- Written by Barbara Bodzin, Executive Director
- Published: 25 October 2018
Older Americans are the fastest growing segment of compulsive gamblers
The long-awaited MGM Springfield opened in August and has become a new destination for area adult communities, assisted living centers and even churches who organize outings to nearby casinos. For most, it is a day of fun and socialization. For some elders who need to limit activities due to health conditions, it is an exhilarating and accessible activity to enjoy. However, for about eight percent, compulsive gambling is an addiction that can cost elders their retirement nest egg, and it is anticipated with the opening of the MGM, our communities will see a spike in numbers.
"About 40 percent of the people we see are over 50," says psychologist Robert Hunter, who directs the Problem Gambling Center in Las Vegas. The number of casinos has exploded over the past few decades, and today casinos operate in more than 30 states. Add state lotteries, Powerball and now Internet gambling sites, and there are plenty of ways to try your luck and lose a little cash.
The nation's $40 billion a year gambling industry aggressively targets older customers, as they have accumulated wealth and are especially vulnerable, experts say, to wagering more than they can afford.
Rachel Volberg, a UMass researcher who studies gambling trends in the state, found a quarter of those she polled who have gambling problems said they’d like to get help. However, most do not seek out support. "Internationally, we know that problem gambling is associated with a great deal of stigma and shame,” says Volberg, “and people much, much prefer to try and manage it by themselves.”

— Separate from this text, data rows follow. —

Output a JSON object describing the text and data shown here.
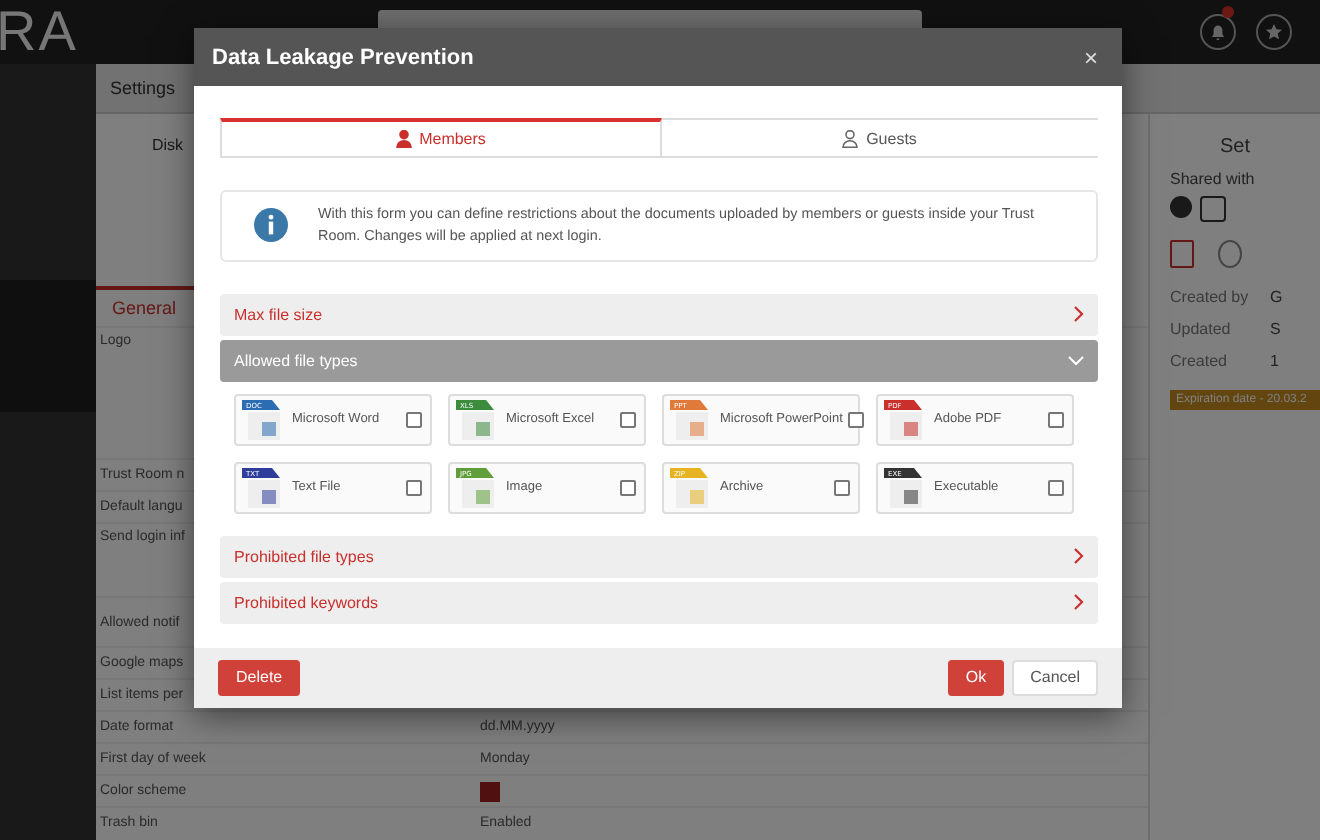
{
  "app": {
    "logo": "RA",
    "notifications_badge": true
  },
  "main": {
    "header": "Settings",
    "left_heading": "Disk",
    "tab": "General",
    "rows": [
      {
        "kind": "text",
        "label": "Logo",
        "value": ""
      },
      {
        "kind": "text",
        "label": "Trust Room n",
        "value": ""
      },
      {
        "kind": "text",
        "label": "Default langu",
        "value": ""
      },
      {
        "kind": "text",
        "label": "Send login inf",
        "value": ""
      },
      {
        "kind": "text",
        "label": "Allowed notif",
        "value": ""
      },
      {
        "kind": "text",
        "label": "Google maps",
        "value": ""
      },
      {
        "kind": "text",
        "label": "List items per",
        "value": ""
      },
      {
        "kind": "text",
        "label": "Date format",
        "value": "dd.MM.yyyy"
      },
      {
        "kind": "text",
        "label": "First day of week",
        "value": "Monday"
      },
      {
        "kind": "swatch",
        "label": "Color scheme",
        "value": ""
      },
      {
        "kind": "text",
        "label": "Trash bin",
        "value": "Enabled"
      }
    ]
  },
  "side": {
    "heading": "Set",
    "shared_with": "Shared with",
    "details": [
      {
        "label": "Created by",
        "value": "G"
      },
      {
        "label": "Updated",
        "value": "S"
      },
      {
        "label": "Created",
        "value": "1"
      }
    ],
    "expiration": "Expiration date - 20.03.2"
  },
  "modal": {
    "title": "Data Leakage Prevention",
    "close": "×",
    "tabs": [
      {
        "label": "Members",
        "selected": true
      },
      {
        "label": "Guests",
        "selected": false
      }
    ],
    "info": "With this form you can define restrictions about the documents uploaded by members or guests inside your Trust Room. Changes will be applied at next login.",
    "sections": [
      {
        "title": "Max file size",
        "expanded": false
      },
      {
        "title": "Allowed file types",
        "expanded": true,
        "file_types": [
          {
            "tag": "DOC",
            "label": "Microsoft Word",
            "color": "#2b6cb3",
            "checked": false
          },
          {
            "tag": "XLS",
            "label": "Microsoft Excel",
            "color": "#3d8b3d",
            "checked": false
          },
          {
            "tag": "PPT",
            "label": "Microsoft PowerPoint",
            "color": "#e07a3a",
            "checked": false
          },
          {
            "tag": "PDF",
            "label": "Adobe PDF",
            "color": "#c9302c",
            "checked": false
          },
          {
            "tag": "TXT",
            "label": "Text File",
            "color": "#2e3d9a",
            "checked": false
          },
          {
            "tag": "JPG",
            "label": "Image",
            "color": "#5f9e3a",
            "checked": false
          },
          {
            "tag": "ZIP",
            "label": "Archive",
            "color": "#e6b422",
            "checked": false
          },
          {
            "tag": "EXE",
            "label": "Executable",
            "color": "#333333",
            "checked": false
          }
        ]
      },
      {
        "title": "Prohibited file types",
        "expanded": false
      },
      {
        "title": "Prohibited keywords",
        "expanded": false
      }
    ],
    "buttons": {
      "delete": "Delete",
      "ok": "Ok",
      "cancel": "Cancel"
    }
  }
}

In 2013, for the first time, the American Psychiatric Association officially recognized compulsive gambling as an addiction (rather than a personality disorder), acknowledging that it shares many features with alcoholism and drug addiction. However, “we consider it the hidden, or invisible, addiction,” said Marlene Warner, who runs the Massachusetts Council on Compulsive Gambling. “You don't come home with track marks in your arms. You might come home a little bloodshot, because you've been at the casino several days, but it's just not revealing itself in the same way that another addiction would.”
Compulsive gambling is linked to a range of serious health problems, including obesity, heart disease, intestinal problems, fibromyalgia, migraine, depression, insomnia and other stress-related disorders. "The worse the gambling disorder, the worse the chronic health conditions we typically see," says University of Iowa Psychiatry Professor Donald M. Black, M.D., one of the country's leading experts on compulsive gambling.
Older people with dementia are at especially high risk because they are unable to recognize limitations or use appropriate judgments. Psychologists also suspect that people are more likely to run into problems if they turn to gambling for the wrong reasons – to escape loneliness, depression or even chronic pain.
Warning signs of gambling addiction include:
- social withdrawal
- borrowing from friends and family
- gambling with money meant for food, rent, or medicine
- gambling on credit
- already struggling with some form of addiction
- lying about or hiding gambling
To find help, contact the Massachusetts Council on Compulsive Gambling at 1-800-426-1234. They aim to reduce the impacts of gambling disorder and strive to make gambling healthy and safe for the people of Massachusetts.